> YOUR INSTRUCTIONS:
For every line in the entries that contains "text", show the whole line.
[[ EXERCISE DATA, beginning ]]
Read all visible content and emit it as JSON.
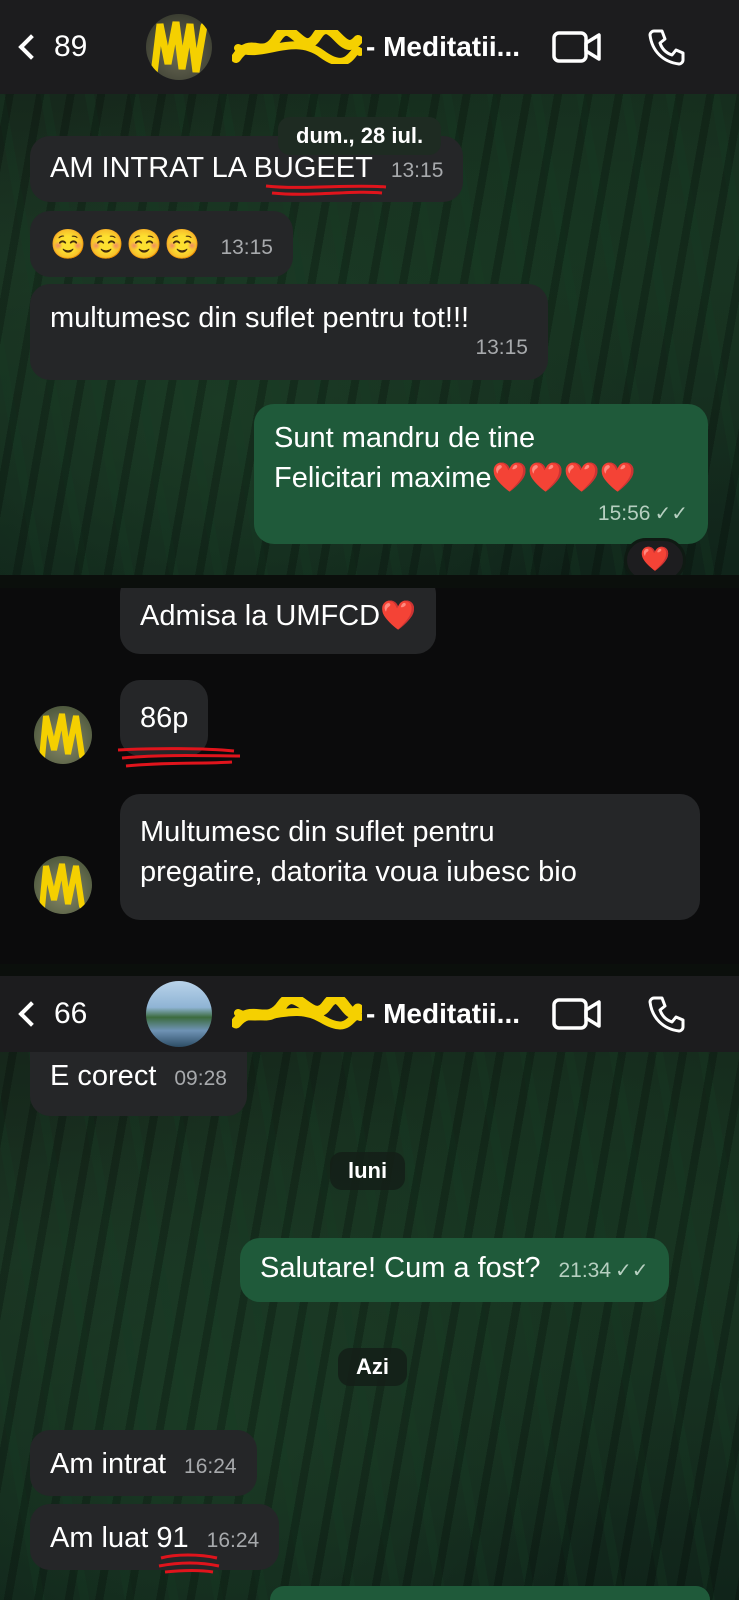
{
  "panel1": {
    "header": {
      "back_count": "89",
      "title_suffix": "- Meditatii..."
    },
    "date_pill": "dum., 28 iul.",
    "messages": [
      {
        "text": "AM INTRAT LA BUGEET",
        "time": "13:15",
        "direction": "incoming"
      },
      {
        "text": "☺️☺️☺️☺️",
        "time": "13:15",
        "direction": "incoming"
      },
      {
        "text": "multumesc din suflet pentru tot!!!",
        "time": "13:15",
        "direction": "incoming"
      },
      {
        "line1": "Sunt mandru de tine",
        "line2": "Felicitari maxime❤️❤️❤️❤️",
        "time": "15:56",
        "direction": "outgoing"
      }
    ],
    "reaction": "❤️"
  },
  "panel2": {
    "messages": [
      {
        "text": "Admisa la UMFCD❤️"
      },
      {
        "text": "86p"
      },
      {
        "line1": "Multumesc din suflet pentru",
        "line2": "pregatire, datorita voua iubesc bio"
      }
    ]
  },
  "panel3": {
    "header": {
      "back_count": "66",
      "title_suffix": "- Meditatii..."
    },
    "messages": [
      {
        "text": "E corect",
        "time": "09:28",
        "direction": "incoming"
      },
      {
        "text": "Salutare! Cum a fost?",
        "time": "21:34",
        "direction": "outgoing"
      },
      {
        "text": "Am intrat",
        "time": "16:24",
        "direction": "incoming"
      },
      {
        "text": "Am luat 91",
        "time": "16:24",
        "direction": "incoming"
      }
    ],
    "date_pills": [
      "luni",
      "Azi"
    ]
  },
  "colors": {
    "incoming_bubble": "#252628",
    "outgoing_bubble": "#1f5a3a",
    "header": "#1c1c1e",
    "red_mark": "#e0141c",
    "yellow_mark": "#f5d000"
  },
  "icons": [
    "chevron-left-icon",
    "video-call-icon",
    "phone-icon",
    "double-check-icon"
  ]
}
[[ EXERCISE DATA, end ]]
> SOLUTION:
        "text": "AM INTRAT LA BUGEET",
        "text": "☺️☺️☺️☺️",
        "text": "multumesc din suflet pentru tot!!!",
        "text": "Admisa la UMFCD❤️"
        "text": "86p"
        "text": "E corect",
        "text": "Salutare! Cum a fost?",
        "text": "Am intrat",
        "text": "Am luat 91",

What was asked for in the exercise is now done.